▶ Data records
# # # # #

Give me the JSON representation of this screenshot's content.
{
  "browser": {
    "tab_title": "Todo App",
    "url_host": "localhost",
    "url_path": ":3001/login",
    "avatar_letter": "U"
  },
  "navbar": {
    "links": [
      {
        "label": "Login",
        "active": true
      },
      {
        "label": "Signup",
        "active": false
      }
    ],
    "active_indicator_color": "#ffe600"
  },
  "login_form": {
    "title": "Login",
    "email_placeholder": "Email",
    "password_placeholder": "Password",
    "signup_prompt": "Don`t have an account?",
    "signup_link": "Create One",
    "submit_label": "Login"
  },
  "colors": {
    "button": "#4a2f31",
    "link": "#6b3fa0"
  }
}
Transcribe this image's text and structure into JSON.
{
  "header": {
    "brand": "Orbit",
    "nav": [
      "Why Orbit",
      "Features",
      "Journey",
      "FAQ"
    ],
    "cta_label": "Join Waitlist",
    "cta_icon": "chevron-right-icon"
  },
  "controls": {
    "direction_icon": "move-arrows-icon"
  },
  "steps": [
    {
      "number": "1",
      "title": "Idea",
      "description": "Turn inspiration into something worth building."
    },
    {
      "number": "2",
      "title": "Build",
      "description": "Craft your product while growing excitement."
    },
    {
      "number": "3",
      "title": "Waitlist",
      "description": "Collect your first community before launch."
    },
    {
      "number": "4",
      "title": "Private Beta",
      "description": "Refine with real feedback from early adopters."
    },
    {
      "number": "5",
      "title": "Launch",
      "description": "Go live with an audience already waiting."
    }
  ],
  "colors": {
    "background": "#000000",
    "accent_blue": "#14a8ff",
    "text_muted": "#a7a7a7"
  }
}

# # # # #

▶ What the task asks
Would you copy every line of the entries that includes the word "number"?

▶ Result for this task
      "number": "1",
      "number": "2",
      "number": "3",
      "number": "4",
      "number": "5",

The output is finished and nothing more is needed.